If a line in the entries includes "html", show that line.
☆ ☆ ☆ ☆ ☆
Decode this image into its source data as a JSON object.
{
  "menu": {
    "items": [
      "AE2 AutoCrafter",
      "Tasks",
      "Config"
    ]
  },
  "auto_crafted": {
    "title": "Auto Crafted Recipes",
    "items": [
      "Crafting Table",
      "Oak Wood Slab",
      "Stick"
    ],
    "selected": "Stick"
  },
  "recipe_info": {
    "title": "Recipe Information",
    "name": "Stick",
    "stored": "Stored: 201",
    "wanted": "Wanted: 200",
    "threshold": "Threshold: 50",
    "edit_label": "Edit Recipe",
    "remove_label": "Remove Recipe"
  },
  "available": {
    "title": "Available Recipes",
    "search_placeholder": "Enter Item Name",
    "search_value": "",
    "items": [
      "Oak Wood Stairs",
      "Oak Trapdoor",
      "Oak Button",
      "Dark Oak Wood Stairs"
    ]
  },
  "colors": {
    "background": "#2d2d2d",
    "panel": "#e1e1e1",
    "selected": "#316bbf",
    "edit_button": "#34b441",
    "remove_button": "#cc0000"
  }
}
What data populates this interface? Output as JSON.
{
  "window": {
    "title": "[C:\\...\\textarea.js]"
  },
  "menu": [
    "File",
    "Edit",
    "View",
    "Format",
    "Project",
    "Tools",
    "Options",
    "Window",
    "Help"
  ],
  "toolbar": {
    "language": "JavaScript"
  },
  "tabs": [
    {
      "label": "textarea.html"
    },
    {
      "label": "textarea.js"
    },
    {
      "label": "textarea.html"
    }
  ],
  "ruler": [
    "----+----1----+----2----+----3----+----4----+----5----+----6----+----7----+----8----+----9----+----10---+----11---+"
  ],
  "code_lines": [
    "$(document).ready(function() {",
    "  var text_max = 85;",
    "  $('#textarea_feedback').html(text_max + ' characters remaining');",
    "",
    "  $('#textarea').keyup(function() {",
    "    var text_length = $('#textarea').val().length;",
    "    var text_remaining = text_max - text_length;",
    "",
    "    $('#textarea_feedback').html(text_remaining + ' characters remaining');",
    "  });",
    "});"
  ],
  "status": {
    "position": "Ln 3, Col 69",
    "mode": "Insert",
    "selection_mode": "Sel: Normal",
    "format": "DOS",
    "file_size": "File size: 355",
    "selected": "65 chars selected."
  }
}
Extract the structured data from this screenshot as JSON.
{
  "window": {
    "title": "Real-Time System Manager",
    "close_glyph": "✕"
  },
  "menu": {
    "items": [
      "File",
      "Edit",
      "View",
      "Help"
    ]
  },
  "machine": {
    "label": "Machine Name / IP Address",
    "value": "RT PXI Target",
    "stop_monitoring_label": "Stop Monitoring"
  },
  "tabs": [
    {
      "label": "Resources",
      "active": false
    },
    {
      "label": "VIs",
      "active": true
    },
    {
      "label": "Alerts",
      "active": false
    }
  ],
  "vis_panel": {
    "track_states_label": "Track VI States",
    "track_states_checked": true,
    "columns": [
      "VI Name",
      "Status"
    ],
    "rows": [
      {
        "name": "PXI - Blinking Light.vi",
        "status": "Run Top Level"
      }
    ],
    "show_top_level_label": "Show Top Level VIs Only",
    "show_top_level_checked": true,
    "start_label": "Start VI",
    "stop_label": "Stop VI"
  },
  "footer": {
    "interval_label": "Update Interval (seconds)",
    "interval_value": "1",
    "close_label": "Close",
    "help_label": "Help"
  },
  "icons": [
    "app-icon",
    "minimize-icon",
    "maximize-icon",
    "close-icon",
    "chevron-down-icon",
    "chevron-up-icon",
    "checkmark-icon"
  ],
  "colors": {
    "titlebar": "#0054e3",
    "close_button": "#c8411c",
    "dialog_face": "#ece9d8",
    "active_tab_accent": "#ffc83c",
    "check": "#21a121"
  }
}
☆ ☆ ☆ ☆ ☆
**Answer to this problem**
      "label": "textarea.html"
      "label": "textarea.html"
    "  $('#textarea_feedback').html(text_max + ' characters remaining');",
    "    $('#textarea_feedback').html(text_remaining + ' characters remaining');",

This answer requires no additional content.